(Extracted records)
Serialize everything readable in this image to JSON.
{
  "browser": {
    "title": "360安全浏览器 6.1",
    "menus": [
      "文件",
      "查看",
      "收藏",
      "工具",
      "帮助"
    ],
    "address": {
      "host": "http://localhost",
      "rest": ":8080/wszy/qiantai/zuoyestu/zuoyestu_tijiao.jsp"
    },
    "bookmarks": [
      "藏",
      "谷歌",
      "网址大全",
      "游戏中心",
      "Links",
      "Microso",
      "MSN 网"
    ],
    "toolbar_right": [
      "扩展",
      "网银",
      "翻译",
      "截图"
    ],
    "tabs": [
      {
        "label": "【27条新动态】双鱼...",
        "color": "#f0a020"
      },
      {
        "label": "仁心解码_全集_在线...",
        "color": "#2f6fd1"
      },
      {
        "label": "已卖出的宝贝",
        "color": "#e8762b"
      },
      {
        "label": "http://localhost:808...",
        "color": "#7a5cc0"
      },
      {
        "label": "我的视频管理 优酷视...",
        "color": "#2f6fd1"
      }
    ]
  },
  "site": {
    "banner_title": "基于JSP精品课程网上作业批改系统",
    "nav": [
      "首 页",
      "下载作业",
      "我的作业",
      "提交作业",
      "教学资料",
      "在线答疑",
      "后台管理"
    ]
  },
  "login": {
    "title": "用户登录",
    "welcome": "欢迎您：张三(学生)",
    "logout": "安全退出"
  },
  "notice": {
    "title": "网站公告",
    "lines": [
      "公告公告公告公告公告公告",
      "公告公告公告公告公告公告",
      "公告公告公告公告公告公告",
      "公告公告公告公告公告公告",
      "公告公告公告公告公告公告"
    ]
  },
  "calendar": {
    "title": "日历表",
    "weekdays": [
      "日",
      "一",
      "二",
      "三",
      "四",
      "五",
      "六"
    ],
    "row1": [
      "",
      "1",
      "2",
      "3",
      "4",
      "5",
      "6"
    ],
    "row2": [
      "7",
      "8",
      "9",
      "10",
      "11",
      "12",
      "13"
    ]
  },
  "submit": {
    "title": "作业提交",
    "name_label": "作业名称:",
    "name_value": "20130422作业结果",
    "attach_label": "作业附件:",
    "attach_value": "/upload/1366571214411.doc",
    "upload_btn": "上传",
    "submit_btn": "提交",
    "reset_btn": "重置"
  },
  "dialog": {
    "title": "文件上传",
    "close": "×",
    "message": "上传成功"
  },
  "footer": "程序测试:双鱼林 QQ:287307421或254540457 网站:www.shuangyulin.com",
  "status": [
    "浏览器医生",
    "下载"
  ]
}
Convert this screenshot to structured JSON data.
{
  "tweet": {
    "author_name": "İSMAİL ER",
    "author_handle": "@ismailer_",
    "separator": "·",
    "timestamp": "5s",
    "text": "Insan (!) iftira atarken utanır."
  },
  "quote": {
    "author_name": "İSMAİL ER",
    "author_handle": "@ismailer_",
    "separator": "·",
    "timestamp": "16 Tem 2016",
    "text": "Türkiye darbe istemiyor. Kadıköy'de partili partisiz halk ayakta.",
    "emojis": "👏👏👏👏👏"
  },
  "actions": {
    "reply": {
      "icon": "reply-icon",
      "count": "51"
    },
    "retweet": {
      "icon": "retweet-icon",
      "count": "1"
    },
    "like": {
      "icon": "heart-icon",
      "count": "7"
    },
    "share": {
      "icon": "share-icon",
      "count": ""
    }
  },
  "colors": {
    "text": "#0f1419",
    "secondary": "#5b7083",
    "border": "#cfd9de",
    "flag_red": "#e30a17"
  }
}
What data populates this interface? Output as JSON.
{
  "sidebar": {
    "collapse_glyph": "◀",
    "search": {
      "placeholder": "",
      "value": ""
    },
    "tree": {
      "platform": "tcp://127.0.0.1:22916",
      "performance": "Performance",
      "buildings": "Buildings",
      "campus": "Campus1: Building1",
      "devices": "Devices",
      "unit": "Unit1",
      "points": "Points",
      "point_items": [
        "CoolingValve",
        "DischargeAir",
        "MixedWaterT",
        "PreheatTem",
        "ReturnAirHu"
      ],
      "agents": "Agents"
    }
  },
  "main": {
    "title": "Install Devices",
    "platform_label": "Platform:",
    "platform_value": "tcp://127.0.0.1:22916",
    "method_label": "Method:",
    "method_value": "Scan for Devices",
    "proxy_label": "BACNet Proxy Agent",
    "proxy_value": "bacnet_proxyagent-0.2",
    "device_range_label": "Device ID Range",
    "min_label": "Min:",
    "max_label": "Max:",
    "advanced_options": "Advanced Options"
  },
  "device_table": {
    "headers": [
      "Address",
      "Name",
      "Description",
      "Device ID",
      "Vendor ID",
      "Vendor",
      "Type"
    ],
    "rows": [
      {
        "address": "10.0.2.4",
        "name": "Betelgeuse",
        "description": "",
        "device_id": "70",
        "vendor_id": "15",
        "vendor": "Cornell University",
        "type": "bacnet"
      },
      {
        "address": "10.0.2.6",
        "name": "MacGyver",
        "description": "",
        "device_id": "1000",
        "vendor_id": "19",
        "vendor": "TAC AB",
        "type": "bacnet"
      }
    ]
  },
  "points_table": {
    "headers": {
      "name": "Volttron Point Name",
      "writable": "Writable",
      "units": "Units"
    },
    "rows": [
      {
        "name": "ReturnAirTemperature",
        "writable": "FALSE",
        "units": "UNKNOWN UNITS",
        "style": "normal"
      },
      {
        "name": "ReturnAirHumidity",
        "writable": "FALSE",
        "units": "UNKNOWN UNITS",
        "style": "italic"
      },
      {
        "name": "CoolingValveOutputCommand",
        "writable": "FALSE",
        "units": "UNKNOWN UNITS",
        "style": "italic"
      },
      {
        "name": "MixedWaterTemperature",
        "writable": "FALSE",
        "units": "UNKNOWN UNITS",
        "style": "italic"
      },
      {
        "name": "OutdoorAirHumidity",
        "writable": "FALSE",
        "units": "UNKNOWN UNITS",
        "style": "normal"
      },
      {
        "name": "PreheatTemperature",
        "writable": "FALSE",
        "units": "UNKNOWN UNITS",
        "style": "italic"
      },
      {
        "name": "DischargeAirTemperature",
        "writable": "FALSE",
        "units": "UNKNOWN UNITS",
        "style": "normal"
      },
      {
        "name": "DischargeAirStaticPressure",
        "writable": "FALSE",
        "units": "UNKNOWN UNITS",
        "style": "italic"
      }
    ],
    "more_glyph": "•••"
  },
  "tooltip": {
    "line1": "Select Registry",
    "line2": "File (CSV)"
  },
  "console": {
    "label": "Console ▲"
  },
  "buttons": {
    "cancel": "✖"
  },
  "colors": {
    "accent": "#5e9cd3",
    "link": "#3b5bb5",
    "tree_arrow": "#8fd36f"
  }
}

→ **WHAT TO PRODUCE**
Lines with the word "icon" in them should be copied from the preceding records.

→ **RESPONSE FOR THIS EXERCISE**
      "icon": "reply-icon",
      "icon": "retweet-icon",
      "icon": "heart-icon",
      "icon": "share-icon",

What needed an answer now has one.